This is what will be annotated to the output:

   1 #pragma GCC user_expression
   2 {
   3 #line 1 "gdb command line"
   4 int z = 5; c = z;
   5 }

You can see in the middle of that output the user snippet which has been wrapped in a local scope under the pragma directive. The scope ends when the user code is complete.

The final operation before GDB passes the code to GCC is to generate the code footer. Similar to the code header described above, this is language specific. In the case of C, it is just the closing of the function body, so all it contains is a single } on its own line.

And now we are ready to explore the GCC side, and the input of the Oracles in the project.

The GCC interface

*todo* explain the solib, the single exported function, the vtable of function calls, the concept of oracles and how things get resolved in GCC.

Loading the object file

Relocating the object file

Object file produced by GCC has to be loaded into the inferior. As GDB loads directly the .o file it needs to relocate it.

One could propose loading position independent .so file instead but then GDB could no longer use BFD library for its relocation as .so files can be relocated only by (that is by dlopen()). Using dlopen() would be too intrusive for the inferior as such complicated inferior function may affect inferior data being debugged.

The .o file is also built as -fPIC (position independent). Otherwise GDB would need to reserve space large enough for any object file in the inferior in advance to get the final address when to link the object file to and additionally the default system linker script would need to be modified so that one can specify there the absolute target address.

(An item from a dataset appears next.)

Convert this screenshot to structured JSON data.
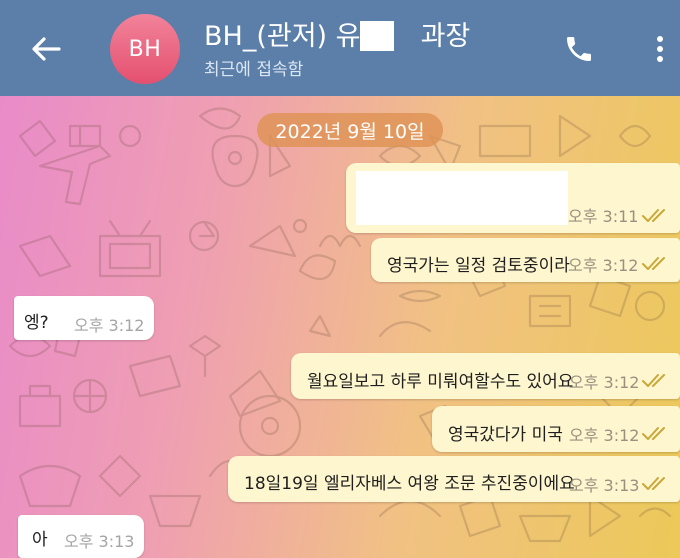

GDB also builds the object file -mcmodel=large (for 64-bit targets only). That way no GOT (Global Offset Table) is needed to be created in inferior memory by GDB (normally it is set by

Relocations to inferior data variables are already set as absolute addresses in the object file, thanks to the Oracle. Relocations to inferior functions need to be set when loading the object file.

Mapping the object file

There is a goal of minimal inferior modifications during debugging in general. Using .o file and loading it manually from GDB has been therefore preferred to a more simple approach of linking an .so file and using inferior function call of dlopen() for it.

Contrary to it GDB uses only inferior function call for mmap() to reserve inferior memory for the object file. GDB also uses the same mmap() call to get memory for struct __gdb_regs mentioned above.

Discarding the object file

The object file and its generated source file need to be kept around during execution of its code as GDB may stop inferior even inside the code entered by user, like during normal inferior function calls of inferior code.

After the inferior function call frame disappears (usually due to a return from the object file) GDB can delete the files on disk. Inferior function call frame is indicated by frame <function called from gdb> in a backtrace.

Memory allocated in inferior by the mmap() call is never deallocated, though. There are many possibilities how the inferior program may keep references to its memory, one such case may be:

(gdb) compile code string_variable = "hello";

All content (C) 2008 Free Software Foundation. For terms of use, redistribution, and modification, please see the WikiLicense page.